▸ **What to work on**
In the data below, find every line with the word "subscriptions" and copy it.

▸ **Supplied entries**

━━━━━━━━

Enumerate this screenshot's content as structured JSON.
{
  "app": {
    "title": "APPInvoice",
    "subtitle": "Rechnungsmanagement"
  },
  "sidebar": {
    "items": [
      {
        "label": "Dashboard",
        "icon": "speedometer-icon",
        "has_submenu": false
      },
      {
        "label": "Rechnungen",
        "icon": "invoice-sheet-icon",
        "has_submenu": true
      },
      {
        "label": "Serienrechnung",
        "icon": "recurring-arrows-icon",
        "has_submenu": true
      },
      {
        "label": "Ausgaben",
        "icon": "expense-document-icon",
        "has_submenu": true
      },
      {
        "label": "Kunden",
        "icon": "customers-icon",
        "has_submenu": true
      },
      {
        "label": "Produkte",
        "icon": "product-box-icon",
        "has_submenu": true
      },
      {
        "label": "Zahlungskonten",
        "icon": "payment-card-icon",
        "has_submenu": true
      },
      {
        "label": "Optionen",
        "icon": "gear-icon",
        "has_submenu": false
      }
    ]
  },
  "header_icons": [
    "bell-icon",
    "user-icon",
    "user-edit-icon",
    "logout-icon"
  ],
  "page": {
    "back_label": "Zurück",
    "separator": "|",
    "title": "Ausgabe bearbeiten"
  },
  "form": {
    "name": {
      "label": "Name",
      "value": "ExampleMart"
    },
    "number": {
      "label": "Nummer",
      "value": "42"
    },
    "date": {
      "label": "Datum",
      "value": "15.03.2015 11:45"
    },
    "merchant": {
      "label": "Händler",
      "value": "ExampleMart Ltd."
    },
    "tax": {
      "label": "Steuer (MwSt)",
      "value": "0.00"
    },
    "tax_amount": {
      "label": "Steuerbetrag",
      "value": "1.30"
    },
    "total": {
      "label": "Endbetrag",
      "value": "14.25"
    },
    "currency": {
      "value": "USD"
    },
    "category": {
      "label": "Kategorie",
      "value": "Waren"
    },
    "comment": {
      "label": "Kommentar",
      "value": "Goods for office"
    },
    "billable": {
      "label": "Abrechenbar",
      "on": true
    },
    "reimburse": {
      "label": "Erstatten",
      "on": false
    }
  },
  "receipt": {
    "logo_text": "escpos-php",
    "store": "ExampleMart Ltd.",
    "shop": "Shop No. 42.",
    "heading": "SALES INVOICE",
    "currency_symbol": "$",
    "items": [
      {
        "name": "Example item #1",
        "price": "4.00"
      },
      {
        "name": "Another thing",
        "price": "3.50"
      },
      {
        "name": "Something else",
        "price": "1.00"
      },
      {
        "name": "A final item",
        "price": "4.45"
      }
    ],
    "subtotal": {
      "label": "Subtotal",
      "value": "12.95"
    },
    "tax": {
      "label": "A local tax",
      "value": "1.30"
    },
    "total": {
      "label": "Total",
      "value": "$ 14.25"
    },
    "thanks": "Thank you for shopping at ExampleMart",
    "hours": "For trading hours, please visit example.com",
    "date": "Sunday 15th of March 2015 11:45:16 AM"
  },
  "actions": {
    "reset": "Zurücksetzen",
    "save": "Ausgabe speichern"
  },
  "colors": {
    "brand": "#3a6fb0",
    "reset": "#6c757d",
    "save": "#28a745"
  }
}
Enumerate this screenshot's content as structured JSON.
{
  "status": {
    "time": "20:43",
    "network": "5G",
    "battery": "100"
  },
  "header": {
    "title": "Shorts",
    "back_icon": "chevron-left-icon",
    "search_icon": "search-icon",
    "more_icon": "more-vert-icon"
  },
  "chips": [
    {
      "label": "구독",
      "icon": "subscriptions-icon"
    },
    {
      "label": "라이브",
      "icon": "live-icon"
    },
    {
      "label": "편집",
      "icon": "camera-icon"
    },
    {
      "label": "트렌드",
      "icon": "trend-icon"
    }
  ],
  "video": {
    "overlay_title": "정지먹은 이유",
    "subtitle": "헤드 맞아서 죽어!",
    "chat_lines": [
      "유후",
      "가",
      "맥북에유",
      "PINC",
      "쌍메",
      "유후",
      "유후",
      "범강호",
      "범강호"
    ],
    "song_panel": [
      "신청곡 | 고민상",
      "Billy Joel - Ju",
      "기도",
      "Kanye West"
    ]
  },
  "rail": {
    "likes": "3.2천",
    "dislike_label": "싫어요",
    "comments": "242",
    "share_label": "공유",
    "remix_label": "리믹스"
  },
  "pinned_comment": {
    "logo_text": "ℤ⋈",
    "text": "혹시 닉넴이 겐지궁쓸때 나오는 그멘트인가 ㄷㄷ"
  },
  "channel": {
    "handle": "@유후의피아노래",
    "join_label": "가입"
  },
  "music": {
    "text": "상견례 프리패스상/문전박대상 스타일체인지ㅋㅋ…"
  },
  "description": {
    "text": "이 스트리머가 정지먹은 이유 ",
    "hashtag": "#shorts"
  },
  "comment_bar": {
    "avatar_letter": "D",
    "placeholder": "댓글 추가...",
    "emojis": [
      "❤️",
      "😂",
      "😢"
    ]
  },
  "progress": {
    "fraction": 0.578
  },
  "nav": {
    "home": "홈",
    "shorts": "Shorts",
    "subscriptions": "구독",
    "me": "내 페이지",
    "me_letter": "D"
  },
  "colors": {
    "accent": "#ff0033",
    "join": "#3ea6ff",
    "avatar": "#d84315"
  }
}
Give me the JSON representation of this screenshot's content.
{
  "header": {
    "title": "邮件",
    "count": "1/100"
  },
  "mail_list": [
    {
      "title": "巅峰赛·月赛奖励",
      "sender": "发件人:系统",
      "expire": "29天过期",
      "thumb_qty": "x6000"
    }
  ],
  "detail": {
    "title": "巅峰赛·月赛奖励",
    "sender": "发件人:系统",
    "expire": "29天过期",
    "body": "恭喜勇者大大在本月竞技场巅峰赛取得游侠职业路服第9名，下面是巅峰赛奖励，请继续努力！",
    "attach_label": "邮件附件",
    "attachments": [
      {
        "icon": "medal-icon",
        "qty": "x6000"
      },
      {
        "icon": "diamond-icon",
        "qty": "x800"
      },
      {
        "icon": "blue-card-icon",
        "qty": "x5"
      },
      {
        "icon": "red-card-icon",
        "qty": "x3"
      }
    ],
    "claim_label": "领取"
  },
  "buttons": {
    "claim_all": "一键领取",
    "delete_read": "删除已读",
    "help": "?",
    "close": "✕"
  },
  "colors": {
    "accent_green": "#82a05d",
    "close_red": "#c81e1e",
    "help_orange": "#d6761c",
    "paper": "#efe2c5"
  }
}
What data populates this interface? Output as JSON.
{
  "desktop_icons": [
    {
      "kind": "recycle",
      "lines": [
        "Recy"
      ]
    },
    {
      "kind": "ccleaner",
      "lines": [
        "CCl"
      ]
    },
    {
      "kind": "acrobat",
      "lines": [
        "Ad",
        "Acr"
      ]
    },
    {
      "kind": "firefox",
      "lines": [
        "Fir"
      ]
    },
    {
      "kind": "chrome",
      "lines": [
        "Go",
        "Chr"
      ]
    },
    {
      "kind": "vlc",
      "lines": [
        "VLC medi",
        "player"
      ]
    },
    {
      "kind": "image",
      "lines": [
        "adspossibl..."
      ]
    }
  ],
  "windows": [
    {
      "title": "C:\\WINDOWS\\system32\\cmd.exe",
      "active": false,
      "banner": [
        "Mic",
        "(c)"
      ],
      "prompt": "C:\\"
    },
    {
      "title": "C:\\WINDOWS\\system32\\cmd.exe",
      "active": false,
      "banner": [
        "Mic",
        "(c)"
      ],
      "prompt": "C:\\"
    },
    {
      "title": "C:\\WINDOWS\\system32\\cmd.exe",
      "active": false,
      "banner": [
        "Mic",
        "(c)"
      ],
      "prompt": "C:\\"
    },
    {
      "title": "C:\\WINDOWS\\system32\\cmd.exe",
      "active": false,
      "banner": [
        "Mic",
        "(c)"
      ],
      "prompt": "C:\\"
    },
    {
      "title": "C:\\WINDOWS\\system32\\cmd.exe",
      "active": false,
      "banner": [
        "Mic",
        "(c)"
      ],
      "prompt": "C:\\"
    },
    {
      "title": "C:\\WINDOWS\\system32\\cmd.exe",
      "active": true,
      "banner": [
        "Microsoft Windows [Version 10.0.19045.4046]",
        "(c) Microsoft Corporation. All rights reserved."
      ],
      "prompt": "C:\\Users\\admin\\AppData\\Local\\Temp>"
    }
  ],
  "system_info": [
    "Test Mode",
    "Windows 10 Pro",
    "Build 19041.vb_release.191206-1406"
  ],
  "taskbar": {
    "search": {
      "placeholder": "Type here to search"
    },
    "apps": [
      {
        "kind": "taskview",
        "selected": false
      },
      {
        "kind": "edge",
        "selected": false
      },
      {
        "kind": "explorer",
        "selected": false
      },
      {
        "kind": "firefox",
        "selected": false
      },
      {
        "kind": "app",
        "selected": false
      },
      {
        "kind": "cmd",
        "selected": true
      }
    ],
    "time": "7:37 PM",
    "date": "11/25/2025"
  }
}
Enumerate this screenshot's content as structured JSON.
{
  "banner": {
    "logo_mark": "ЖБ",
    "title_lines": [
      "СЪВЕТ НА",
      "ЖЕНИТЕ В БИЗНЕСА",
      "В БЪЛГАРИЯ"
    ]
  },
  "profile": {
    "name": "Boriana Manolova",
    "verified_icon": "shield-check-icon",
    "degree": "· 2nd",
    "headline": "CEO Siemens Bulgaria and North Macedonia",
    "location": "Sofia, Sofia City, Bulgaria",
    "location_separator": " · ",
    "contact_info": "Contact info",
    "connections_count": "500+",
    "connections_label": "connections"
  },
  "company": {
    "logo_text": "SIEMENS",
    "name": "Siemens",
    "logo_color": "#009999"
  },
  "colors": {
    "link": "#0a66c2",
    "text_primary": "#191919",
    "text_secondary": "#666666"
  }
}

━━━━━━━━

▸ **Response to the exercise**
      "icon": "subscriptions-icon"
    "subscriptions": "구독",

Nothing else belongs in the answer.